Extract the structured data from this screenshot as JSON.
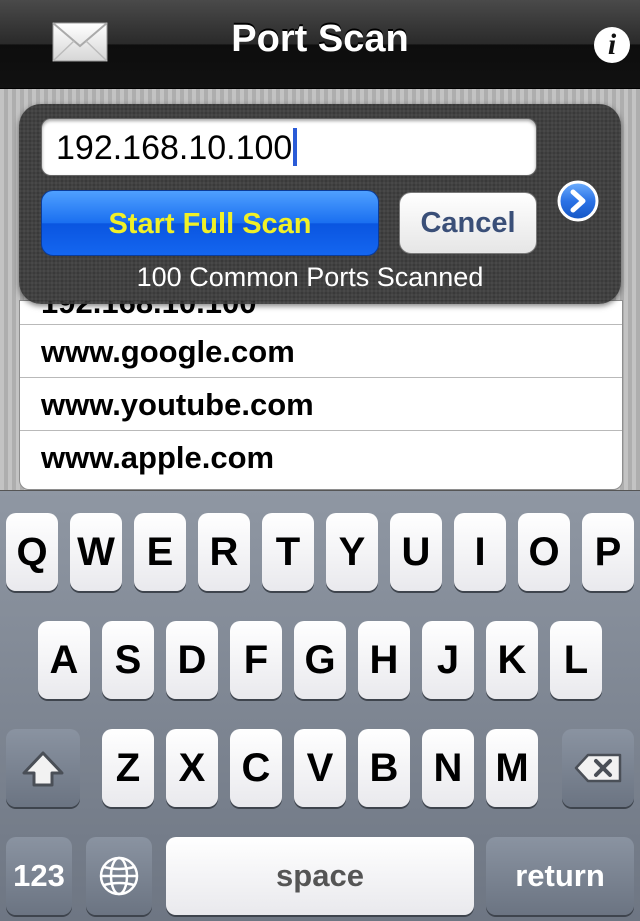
{
  "nav": {
    "title": "Port Scan"
  },
  "panel": {
    "ip_value": "192.168.10.100",
    "start_label": "Start Full Scan",
    "cancel_label": "Cancel",
    "status": "100 Common Ports Scanned"
  },
  "host_list": {
    "partial_row": "192.168.10.100",
    "rows": [
      "www.google.com",
      "www.youtube.com",
      "www.apple.com"
    ]
  },
  "keyboard": {
    "row1": [
      "Q",
      "W",
      "E",
      "R",
      "T",
      "Y",
      "U",
      "I",
      "O",
      "P"
    ],
    "row2": [
      "A",
      "S",
      "D",
      "F",
      "G",
      "H",
      "J",
      "K",
      "L"
    ],
    "row3": [
      "Z",
      "X",
      "C",
      "V",
      "B",
      "N",
      "M"
    ],
    "num_label": "123",
    "space_label": "space",
    "return_label": "return"
  },
  "icons": {
    "mail": "mail-icon",
    "info": "info-icon",
    "disclosure": "chevron-right-icon",
    "shift": "shift-icon",
    "backspace": "backspace-icon",
    "globe": "globe-icon"
  },
  "colors": {
    "start_button": "#1a6ff0",
    "start_text": "#f0f028",
    "caret": "#2a5bd7"
  }
}
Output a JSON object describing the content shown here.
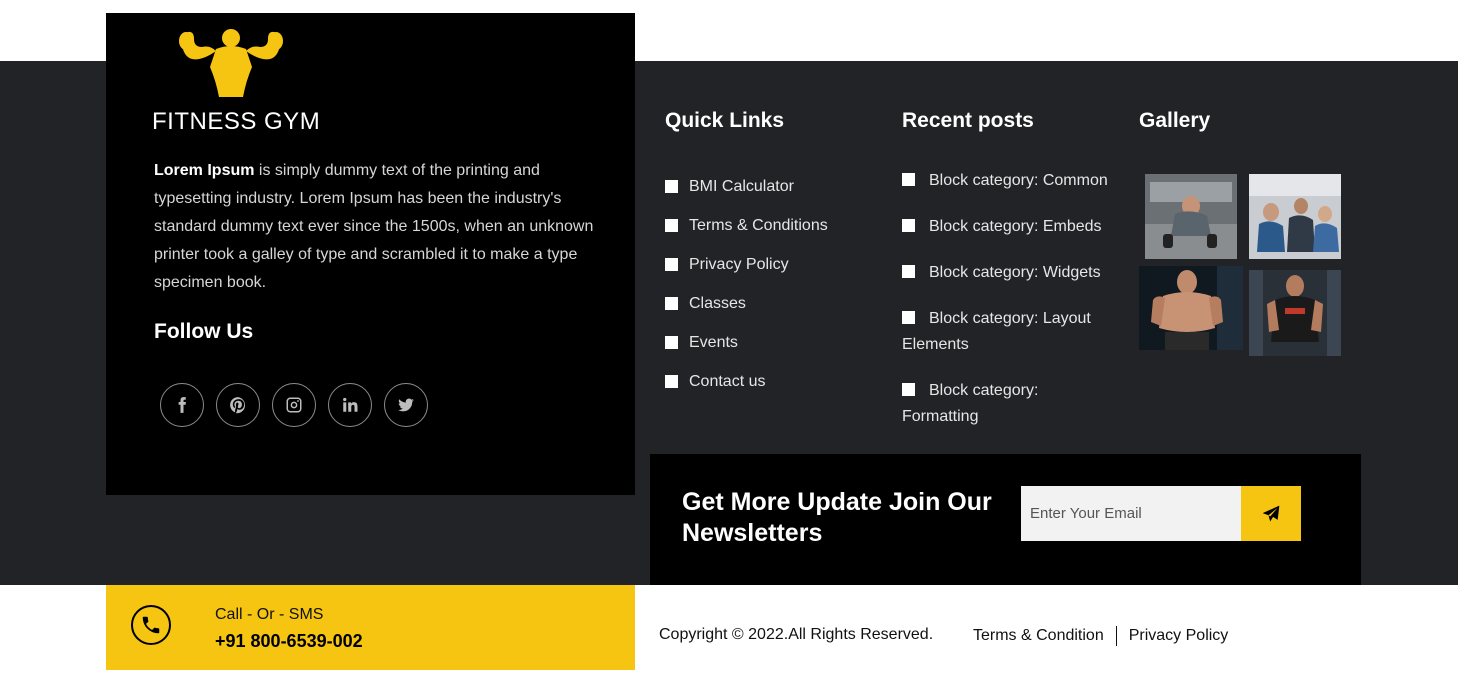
{
  "brand": {
    "name": "FITNESS GYM",
    "about_bold": "Lorem Ipsum",
    "about_rest": " is simply dummy text of the printing and typesetting industry. Lorem Ipsum has been the industry's standard dummy text ever since the 1500s, when an unknown printer took a galley of type and scrambled it to make a type specimen book.",
    "follow_title": "Follow Us",
    "socials": [
      "facebook-icon",
      "pinterest-icon",
      "instagram-icon",
      "linkedin-icon",
      "twitter-icon"
    ]
  },
  "quick_links": {
    "title": "Quick Links",
    "items": [
      "BMI Calculator",
      "Terms & Conditions",
      "Privacy Policy",
      "Classes",
      "Events",
      "Contact us"
    ]
  },
  "recent_posts": {
    "title": "Recent posts",
    "items": [
      "Block category: Common",
      "Block category: Embeds",
      "Block category: Widgets",
      "Block category: Layout Elements",
      "Block category: Formatting"
    ]
  },
  "gallery": {
    "title": "Gallery"
  },
  "newsletter": {
    "title": "Get More Update Join Our Newsletters",
    "placeholder": "Enter Your Email",
    "button_icon": "send-icon"
  },
  "contact": {
    "label": "Call - Or - SMS",
    "number": "+91 800-6539-002"
  },
  "bottom": {
    "copyright": "Copyright © 2022.All Rights Reserved.",
    "terms": "Terms & Condition",
    "privacy": "Privacy Policy"
  },
  "colors": {
    "accent": "#f6c512",
    "footer_bg": "#222327",
    "panel_bg": "#000000"
  }
}
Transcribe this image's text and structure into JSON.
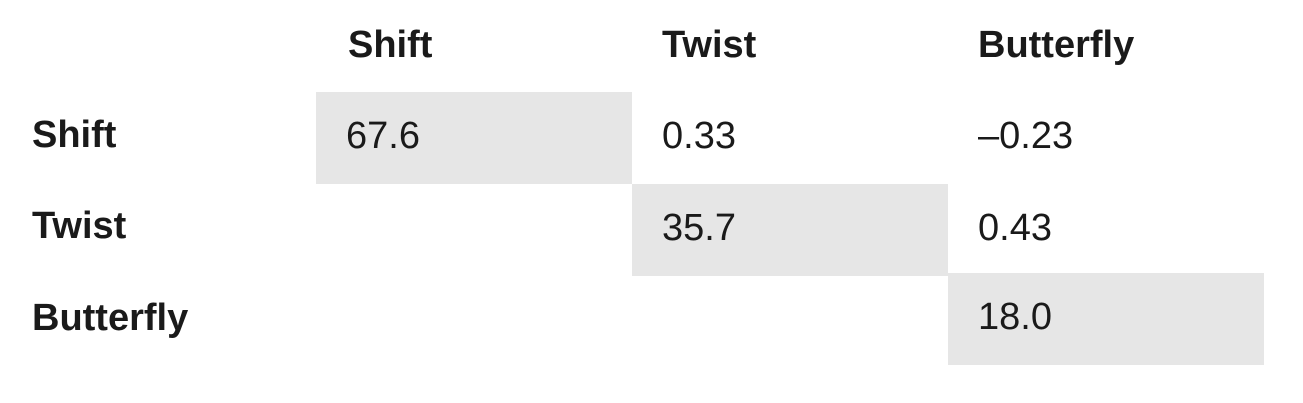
{
  "columns": [
    "Shift",
    "Twist",
    "Butterfly"
  ],
  "rows": [
    {
      "label": "Shift",
      "values": [
        "67.6",
        "0.33",
        "–0.23"
      ]
    },
    {
      "label": "Twist",
      "values": [
        "",
        "35.7",
        "0.43"
      ]
    },
    {
      "label": "Butterfly",
      "values": [
        "",
        "",
        "18.0"
      ]
    }
  ],
  "colors": {
    "diagonal_fill": "#e6e6e6",
    "text": "#1a1a1a",
    "background": "#ffffff"
  }
}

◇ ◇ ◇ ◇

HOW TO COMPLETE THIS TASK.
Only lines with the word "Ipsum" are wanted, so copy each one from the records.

RESULT.
    "about_bold": "Lorem Ipsum",
    "about_rest": " is simply dummy text of the printing and typesetting industry. Lorem Ipsum has been the industry's standard dummy text ever since the 1500s, when an unknown printer took a galley of type and scrambled it to make a type specimen book.",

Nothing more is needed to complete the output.